As she spoke to new University of Chicago students on Thursday night,, Assoc. Prof. Agnes Callard asked the Class of 2026 to consider a world centuries into the future.
Callard explained, from the pulpit in Rockefeller Memorial Chapel, that the thought exercise can help add context to the purpose and broader legacy of UChicago students’ educational pursuits.
“A lot of the time when people like me address people like you, we are moved to speak of the future that you will live to see and we won’t,” said the philosophy scholar Sept. 22 during her Aims of Education address. “The future I’m referring to starts about a hundred and eighty years from now, and runs for a few thousand years after that … It’s a future none of us will live to see, and no one we know will live to see it.”

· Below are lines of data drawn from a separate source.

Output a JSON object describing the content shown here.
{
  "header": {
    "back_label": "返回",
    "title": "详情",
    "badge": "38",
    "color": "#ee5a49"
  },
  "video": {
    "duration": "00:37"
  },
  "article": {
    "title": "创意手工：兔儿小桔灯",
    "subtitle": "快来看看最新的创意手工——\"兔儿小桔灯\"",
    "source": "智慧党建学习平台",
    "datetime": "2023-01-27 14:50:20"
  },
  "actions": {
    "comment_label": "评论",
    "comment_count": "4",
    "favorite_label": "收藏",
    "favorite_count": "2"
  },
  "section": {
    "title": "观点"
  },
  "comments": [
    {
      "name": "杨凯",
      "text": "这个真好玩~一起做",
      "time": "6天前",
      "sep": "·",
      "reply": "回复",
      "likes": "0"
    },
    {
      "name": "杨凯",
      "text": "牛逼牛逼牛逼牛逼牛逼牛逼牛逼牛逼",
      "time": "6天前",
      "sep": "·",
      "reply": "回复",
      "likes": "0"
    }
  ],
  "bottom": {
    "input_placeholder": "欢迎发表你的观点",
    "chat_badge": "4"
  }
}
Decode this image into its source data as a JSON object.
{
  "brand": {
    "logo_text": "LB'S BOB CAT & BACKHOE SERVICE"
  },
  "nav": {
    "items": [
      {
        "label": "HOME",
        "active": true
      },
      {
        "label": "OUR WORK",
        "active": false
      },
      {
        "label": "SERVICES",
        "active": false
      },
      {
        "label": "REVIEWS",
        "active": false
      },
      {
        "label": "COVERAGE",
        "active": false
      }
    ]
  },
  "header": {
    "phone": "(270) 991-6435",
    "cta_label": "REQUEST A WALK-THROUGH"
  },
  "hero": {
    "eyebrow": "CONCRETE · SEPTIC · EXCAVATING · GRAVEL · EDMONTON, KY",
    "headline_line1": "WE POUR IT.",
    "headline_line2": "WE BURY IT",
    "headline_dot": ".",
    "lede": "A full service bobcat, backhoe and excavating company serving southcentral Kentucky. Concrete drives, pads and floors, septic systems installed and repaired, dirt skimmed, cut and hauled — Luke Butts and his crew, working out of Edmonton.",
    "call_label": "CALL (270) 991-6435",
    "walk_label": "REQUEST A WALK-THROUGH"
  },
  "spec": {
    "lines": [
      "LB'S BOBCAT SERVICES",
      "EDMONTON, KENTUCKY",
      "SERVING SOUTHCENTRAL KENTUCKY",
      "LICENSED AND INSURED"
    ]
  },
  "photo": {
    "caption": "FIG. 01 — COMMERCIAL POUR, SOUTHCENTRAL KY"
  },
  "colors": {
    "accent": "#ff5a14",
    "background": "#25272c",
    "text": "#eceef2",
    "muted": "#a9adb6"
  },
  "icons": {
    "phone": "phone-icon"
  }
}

The Aims of Education is an annual address given by a distinguished faculty member to undergraduates at the onset of their UChicago education, and it models the style of learning students can soon expect to see in their classrooms. Callard, AB’97, recalls sitting in Rockefeller Chapel and listening to Aims of Education as a first-year student—when she intended to major in physics(she now specializes in ancient philosophy and ethics).